▶ Aim of the task
In the entries that follow, find the word "OXLLEY" and report each line it is on.

Dataset rows describing interfaces
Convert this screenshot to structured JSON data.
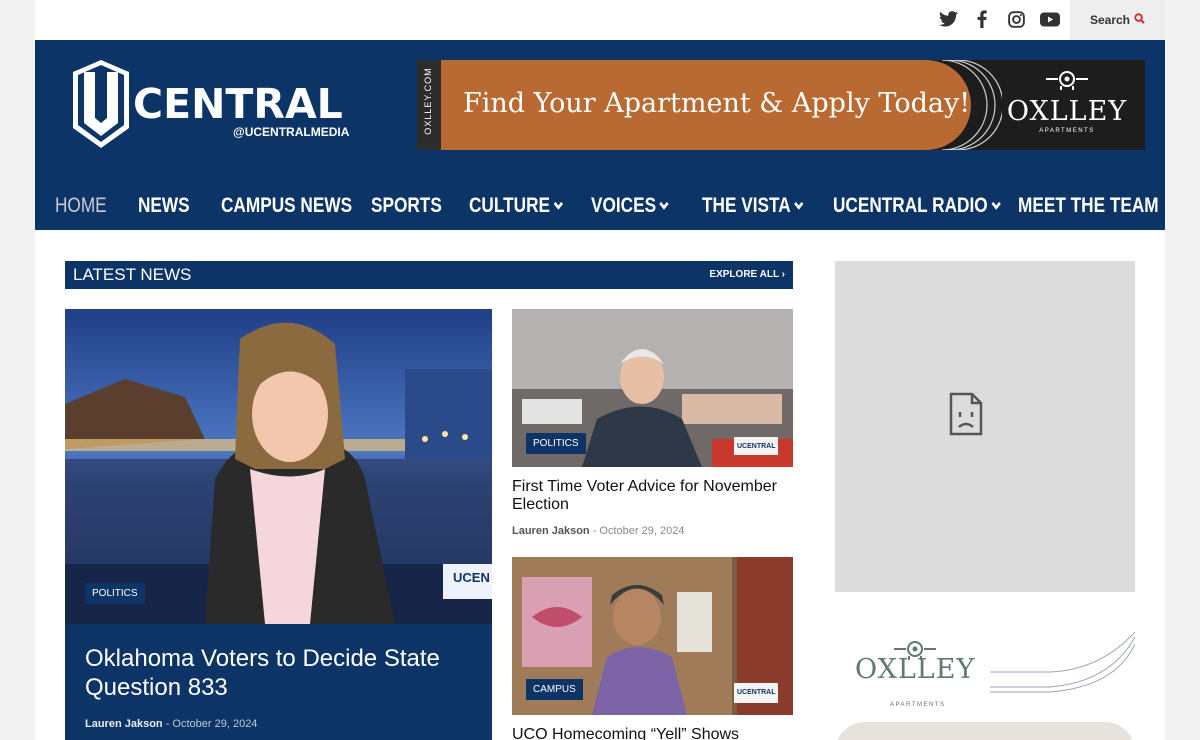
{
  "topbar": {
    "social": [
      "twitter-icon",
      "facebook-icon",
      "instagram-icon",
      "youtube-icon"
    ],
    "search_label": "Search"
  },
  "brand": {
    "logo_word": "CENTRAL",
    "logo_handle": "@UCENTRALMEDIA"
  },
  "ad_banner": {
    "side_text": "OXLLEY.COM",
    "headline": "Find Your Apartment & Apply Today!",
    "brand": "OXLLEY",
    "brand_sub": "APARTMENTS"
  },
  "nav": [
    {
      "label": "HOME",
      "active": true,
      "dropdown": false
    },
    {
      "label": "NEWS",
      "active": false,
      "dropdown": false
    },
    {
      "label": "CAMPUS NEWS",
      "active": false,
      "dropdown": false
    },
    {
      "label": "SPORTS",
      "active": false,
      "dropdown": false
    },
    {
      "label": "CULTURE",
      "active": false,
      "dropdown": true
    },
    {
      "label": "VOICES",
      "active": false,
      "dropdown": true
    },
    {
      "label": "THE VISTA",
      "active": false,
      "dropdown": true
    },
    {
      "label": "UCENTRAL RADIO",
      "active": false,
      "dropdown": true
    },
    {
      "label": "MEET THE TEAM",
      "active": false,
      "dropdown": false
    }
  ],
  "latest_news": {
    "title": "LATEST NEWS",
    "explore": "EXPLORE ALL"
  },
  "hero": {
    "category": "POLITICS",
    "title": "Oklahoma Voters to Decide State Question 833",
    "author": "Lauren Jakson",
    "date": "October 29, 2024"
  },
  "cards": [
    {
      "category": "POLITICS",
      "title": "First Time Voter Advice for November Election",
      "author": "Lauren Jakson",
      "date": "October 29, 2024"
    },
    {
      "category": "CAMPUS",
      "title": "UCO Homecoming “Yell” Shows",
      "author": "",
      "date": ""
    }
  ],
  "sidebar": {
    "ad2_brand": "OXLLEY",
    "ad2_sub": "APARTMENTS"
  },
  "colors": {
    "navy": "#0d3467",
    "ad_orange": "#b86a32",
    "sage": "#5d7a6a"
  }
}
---
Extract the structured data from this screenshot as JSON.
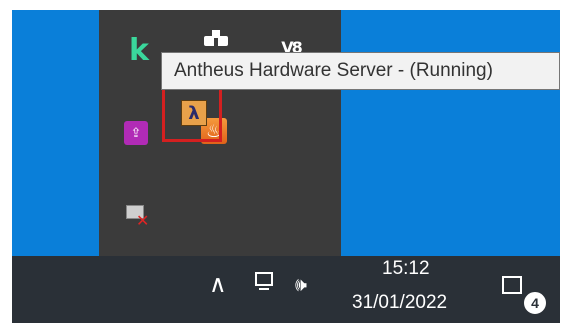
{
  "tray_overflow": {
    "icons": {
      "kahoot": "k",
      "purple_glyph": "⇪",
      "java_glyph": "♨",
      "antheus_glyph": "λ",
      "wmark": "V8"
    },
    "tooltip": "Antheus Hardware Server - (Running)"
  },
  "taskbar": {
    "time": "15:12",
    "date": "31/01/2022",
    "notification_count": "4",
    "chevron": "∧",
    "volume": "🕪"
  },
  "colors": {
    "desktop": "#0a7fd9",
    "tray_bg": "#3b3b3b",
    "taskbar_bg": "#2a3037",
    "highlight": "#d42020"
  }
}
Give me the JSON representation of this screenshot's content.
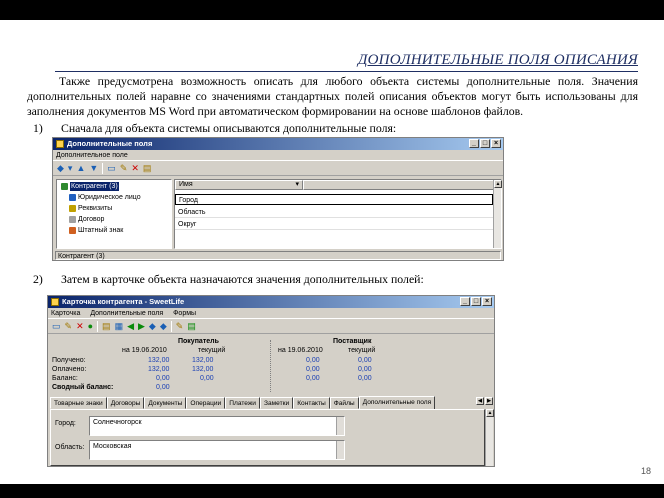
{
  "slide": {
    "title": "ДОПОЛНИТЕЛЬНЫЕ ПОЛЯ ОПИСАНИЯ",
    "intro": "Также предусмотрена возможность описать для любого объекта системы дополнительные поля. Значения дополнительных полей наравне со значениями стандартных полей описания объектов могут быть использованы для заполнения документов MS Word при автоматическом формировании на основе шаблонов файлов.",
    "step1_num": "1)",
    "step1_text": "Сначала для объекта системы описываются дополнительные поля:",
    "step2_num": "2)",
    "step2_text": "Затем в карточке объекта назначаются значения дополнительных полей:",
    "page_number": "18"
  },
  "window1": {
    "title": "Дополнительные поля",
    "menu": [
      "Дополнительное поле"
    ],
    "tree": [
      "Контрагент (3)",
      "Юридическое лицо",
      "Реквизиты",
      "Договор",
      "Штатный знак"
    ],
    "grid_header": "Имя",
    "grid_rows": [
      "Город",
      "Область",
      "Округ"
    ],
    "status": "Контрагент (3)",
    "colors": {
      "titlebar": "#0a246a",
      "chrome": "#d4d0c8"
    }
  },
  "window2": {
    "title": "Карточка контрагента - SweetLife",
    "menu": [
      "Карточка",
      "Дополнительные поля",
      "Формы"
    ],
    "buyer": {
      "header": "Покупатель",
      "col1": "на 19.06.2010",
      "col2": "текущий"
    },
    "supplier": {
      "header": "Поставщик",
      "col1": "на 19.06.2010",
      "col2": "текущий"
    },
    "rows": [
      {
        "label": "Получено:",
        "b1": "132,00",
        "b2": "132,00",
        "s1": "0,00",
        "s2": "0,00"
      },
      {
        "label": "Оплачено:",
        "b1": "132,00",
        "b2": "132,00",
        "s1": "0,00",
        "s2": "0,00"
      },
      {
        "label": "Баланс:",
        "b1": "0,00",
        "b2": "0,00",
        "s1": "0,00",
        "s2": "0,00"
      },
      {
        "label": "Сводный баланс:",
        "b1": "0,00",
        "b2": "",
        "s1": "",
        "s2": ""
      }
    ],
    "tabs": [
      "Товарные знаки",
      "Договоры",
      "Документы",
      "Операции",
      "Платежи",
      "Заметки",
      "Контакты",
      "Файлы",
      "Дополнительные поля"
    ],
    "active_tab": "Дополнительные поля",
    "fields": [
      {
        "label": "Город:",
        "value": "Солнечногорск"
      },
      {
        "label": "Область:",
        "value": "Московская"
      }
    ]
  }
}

▶ Answer box
    "side_text": "OXLLEY.COM",
    "brand": "OXLLEY",
    "ad2_brand": "OXLLEY",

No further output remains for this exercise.